[Excerpts from an interface dataset]

'''

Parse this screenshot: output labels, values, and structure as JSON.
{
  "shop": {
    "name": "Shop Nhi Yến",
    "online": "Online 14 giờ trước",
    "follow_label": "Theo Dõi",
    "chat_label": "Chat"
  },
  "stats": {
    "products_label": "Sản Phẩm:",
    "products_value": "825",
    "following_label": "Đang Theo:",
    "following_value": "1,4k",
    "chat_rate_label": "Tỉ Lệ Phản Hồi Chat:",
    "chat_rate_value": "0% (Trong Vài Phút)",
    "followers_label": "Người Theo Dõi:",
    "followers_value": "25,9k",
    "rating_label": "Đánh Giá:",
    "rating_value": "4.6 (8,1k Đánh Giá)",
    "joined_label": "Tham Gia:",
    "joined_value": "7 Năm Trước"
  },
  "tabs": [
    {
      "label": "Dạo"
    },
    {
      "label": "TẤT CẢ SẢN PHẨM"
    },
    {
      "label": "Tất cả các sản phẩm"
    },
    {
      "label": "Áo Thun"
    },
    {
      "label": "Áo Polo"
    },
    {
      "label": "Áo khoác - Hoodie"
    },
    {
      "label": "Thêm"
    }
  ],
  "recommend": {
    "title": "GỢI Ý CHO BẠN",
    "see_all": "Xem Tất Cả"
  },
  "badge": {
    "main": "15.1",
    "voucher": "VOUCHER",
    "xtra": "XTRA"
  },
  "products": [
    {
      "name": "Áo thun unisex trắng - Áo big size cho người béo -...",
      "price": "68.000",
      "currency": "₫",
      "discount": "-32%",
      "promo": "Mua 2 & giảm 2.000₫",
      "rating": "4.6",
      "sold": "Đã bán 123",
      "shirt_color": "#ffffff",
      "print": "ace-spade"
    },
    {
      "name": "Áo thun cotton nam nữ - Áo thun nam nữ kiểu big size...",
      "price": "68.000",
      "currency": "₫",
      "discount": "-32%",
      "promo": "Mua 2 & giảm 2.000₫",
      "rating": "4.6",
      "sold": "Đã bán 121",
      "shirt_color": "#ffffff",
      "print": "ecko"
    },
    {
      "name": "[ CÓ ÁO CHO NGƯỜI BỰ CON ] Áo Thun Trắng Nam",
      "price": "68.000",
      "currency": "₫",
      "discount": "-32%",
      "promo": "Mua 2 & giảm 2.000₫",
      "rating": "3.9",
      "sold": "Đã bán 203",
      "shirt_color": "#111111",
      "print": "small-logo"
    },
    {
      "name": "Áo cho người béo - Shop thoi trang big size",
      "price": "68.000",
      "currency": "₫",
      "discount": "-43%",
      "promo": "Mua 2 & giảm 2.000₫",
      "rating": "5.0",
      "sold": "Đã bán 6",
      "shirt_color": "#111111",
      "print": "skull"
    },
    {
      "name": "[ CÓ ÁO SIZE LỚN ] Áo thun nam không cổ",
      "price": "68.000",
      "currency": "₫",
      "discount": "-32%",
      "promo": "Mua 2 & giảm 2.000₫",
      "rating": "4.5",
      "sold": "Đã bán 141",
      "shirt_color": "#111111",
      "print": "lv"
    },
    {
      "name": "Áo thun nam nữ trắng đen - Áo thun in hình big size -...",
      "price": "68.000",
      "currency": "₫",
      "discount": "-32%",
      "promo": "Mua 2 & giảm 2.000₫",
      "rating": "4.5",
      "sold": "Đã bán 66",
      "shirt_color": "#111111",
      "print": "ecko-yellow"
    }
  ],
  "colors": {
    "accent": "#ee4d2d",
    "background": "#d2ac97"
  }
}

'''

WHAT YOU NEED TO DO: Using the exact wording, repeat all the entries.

RESPONSE:
Parse this screenshot: output labels, values, and structure as JSON.
{
  "shop": {
    "name": "Shop Nhi Yến",
    "online": "Online 14 giờ trước",
    "follow_label": "Theo Dõi",
    "chat_label": "Chat"
  },
  "stats": {
    "products_label": "Sản Phẩm:",
    "products_value": "825",
    "following_label": "Đang Theo:",
    "following_value": "1,4k",
    "chat_rate_label": "Tỉ Lệ Phản Hồi Chat:",
    "chat_rate_value": "0% (Trong Vài Phút)",
    "followers_label": "Người Theo Dõi:",
    "followers_value": "25,9k",
    "rating_label": "Đánh Giá:",
    "rating_value": "4.6 (8,1k Đánh Giá)",
    "joined_label": "Tham Gia:",
    "joined_value": "7 Năm Trước"
  },
  "tabs": [
    {
      "label": "Dạo"
    },
    {
      "label": "TẤT CẢ SẢN PHẨM"
    },
    {
      "label": "Tất cả các sản phẩm"
    },
    {
      "label": "Áo Thun"
    },
    {
      "label": "Áo Polo"
    },
    {
      "label": "Áo khoác - Hoodie"
    },
    {
      "label": "Thêm"
    }
  ],
  "recommend": {
    "title": "GỢI Ý CHO BẠN",
    "see_all": "Xem Tất Cả"
  },
  "badge": {
    "main": "15.1",
    "voucher": "VOUCHER",
    "xtra": "XTRA"
  },
  "products": [
    {
      "name": "Áo thun unisex trắng - Áo big size cho người béo -...",
      "price": "68.000",
      "currency": "₫",
      "discount": "-32%",
      "promo": "Mua 2 & giảm 2.000₫",
      "rating": "4.6",
      "sold": "Đã bán 123",
      "shirt_color": "#ffffff",
      "print": "ace-spade"
    },
    {
      "name": "Áo thun cotton nam nữ - Áo thun nam nữ kiểu big size...",
      "price": "68.000",
      "currency": "₫",
      "discount": "-32%",
      "promo": "Mua 2 & giảm 2.000₫",
      "rating": "4.6",
      "sold": "Đã bán 121",
      "shirt_color": "#ffffff",
      "print": "ecko"
    },
    {
      "name": "[ CÓ ÁO CHO NGƯỜI BỰ CON ] Áo Thun Trắng Nam",
      "price": "68.000",
      "currency": "₫",
      "discount": "-32%",
      "promo": "Mua 2 & giảm 2.000₫",
      "rating": "3.9",
      "sold": "Đã bán 203",
      "shirt_color": "#111111",
      "print": "small-logo"
    },
    {
      "name": "Áo cho người béo - Shop thoi trang big size",
      "price": "68.000",
      "currency": "₫",
      "discount": "-43%",
      "promo": "Mua 2 & giảm 2.000₫",
      "rating": "5.0",
      "sold": "Đã bán 6",
      "shirt_color": "#111111",
      "print": "skull"
    },
    {
      "name": "[ CÓ ÁO SIZE LỚN ] Áo thun nam không cổ",
      "price": "68.000",
      "currency": "₫",
      "discount": "-32%",
      "promo": "Mua 2 & giảm 2.000₫",
      "rating": "4.5",
      "sold": "Đã bán 141",
      "shirt_color": "#111111",
      "print": "lv"
    },
    {
      "name": "Áo thun nam nữ trắng đen - Áo thun in hình big size -...",
      "price": "68.000",
      "currency": "₫",
      "discount": "-32%",
      "promo": "Mua 2 & giảm 2.000₫",
      "rating": "4.5",
      "sold": "Đã bán 66",
      "shirt_color": "#111111",
      "print": "ecko-yellow"
    }
  ],
  "colors": {
    "accent": "#ee4d2d",
    "background": "#d2ac97"
  }
}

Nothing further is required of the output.